But the dream was soon shattered. At the end of 1995, a couple of investigation reporters from the most reputable news commentary program on Dutch television, NOVA, dug out a confidential report on the project, commissioned a couple of years earlier by the head office of WWF-International to clarify the business arrangement between WWF-Netherlands, OHRA and Flor y Fauna. Among the report's astonishing conclusions were the following:

'- WWF seems involved in a commercial operation with questionable technical, financial and ethical implications.
- It would be convenient to clarify if making exaggerated claims such as those referred to in this report is considered a violation of laws in the Netherlands.
- Expected yields "...exceed by a factor of 4 what are considered high yields for teak on good soil.
- This may be considered fraud.'

An additional and shocking embarrassment came when it was also exposed that WWF would be 'compensated' for its endorsement of the project with an estimated payment of 86 million dollars, '5% of the turnover of plantation section Teakwood VI', according to WWF-Netherlands.
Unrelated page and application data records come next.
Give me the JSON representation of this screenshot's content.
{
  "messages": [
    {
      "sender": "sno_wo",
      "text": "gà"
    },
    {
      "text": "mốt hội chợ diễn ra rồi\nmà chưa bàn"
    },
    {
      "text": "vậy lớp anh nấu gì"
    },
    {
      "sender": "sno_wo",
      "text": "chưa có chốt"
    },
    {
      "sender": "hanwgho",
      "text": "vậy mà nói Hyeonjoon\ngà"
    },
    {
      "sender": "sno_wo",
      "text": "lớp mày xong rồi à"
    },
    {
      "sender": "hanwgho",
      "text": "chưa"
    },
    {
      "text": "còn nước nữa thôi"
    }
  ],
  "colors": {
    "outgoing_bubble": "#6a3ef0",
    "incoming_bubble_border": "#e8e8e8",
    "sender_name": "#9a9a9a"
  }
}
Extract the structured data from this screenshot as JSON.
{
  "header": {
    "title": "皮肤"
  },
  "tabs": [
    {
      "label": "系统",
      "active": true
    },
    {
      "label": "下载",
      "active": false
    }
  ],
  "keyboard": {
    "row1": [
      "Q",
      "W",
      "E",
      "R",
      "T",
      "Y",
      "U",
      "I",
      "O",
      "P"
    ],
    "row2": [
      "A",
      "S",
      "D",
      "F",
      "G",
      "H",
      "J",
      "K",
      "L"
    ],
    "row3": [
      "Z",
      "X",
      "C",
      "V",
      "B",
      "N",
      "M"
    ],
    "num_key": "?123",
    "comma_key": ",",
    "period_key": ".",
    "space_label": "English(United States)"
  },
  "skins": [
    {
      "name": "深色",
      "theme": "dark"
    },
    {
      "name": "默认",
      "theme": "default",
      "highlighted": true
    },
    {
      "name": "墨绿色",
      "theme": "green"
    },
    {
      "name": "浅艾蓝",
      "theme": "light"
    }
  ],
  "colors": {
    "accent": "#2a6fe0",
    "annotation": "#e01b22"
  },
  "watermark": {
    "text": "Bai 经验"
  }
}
Teakwood VI refers only to the portion of the plantation established in 1993 alone: 750 hectares. Later on WWF also endorsed Teakwood VII and VIII, an additional area of 820 hectares, with alleged proportional 'compensations'. The total area planted by Flor y Fauna in Costa Rica exceeds 3.000 hectares.

In consecutive attempts to justify the unjustifiable, Flor y Fauna, OHRA, WWF and the Rainforest Alliance each time modified their previous position and arguments, falling in increasing contradictions, undermining their own position and credibility, and consistently molding 'the truth' to fit the arguments of the time. Therefrom the subtitle of the book: "On variations of truth in plantation forestry".

Investments in the project quickly came to a halt, while it was subject to the scrutiny of courts of law. Amongst those most seriously damaged from the exposure of the speculative and fraudulent internalities of the case were the World Wide Fund for Nature (WWF), individual investors, the credibility of both the Forest Stewardship Council (FSC) and the Rainforest Alliance, the reputation of the forestry profession in the Netherlands, and the reliability of forest investments in the tropics."

This case shows another aspect of the plantation model: that of commercial practices at odds with ethical standards aiming to attract unaware investors by showing them that plantations are not only a profitable but also a "green" business. A similar approach is that of plantation companies that promote investments in eucalyptus monocultures by small owners, promising them high revenues in a period of ten or twelve years, without taking into account the instability of the world markets.